(Data records for software interfaces)
- Opening Delimiter -
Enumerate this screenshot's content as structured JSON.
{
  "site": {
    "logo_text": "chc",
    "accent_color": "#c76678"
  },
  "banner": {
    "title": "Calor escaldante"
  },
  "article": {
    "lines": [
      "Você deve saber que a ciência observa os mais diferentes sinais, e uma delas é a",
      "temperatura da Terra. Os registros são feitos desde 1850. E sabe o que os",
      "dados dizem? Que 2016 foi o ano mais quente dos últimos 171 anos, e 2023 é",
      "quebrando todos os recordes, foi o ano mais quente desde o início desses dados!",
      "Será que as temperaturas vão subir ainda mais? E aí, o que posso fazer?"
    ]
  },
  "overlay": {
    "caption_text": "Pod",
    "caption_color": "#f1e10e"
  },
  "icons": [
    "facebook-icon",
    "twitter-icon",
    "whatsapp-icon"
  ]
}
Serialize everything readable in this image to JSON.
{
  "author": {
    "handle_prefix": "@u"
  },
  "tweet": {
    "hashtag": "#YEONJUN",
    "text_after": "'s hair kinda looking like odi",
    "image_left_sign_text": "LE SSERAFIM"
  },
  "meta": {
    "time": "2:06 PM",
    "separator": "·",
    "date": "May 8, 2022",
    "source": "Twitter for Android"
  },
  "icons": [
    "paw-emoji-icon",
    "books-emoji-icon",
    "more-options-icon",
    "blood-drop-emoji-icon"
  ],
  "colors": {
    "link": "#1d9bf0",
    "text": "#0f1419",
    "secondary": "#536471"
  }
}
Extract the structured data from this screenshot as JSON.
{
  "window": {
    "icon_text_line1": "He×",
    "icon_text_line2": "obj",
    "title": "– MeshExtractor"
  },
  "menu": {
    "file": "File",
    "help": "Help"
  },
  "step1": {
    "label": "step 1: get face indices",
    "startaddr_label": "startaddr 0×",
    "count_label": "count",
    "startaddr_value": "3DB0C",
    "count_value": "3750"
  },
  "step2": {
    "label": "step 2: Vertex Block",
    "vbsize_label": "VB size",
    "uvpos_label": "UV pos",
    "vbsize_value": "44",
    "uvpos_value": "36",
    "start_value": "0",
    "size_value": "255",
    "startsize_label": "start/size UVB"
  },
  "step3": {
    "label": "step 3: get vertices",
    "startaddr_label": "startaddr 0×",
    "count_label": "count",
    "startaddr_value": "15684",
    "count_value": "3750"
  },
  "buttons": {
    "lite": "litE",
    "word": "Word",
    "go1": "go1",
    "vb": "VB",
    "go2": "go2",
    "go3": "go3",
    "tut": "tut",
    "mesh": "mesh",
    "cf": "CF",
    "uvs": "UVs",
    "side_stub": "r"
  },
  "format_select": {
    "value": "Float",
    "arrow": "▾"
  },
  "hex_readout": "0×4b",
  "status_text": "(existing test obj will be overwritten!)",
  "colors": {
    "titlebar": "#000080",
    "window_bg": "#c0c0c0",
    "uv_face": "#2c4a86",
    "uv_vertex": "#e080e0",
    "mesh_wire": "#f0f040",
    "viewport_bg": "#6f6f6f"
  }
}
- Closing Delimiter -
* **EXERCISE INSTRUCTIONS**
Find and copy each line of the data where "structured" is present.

* **EXERCISE OUTPUT**
Enumerate this screenshot's content as structured JSON.
Extract the structured data from this screenshot as JSON.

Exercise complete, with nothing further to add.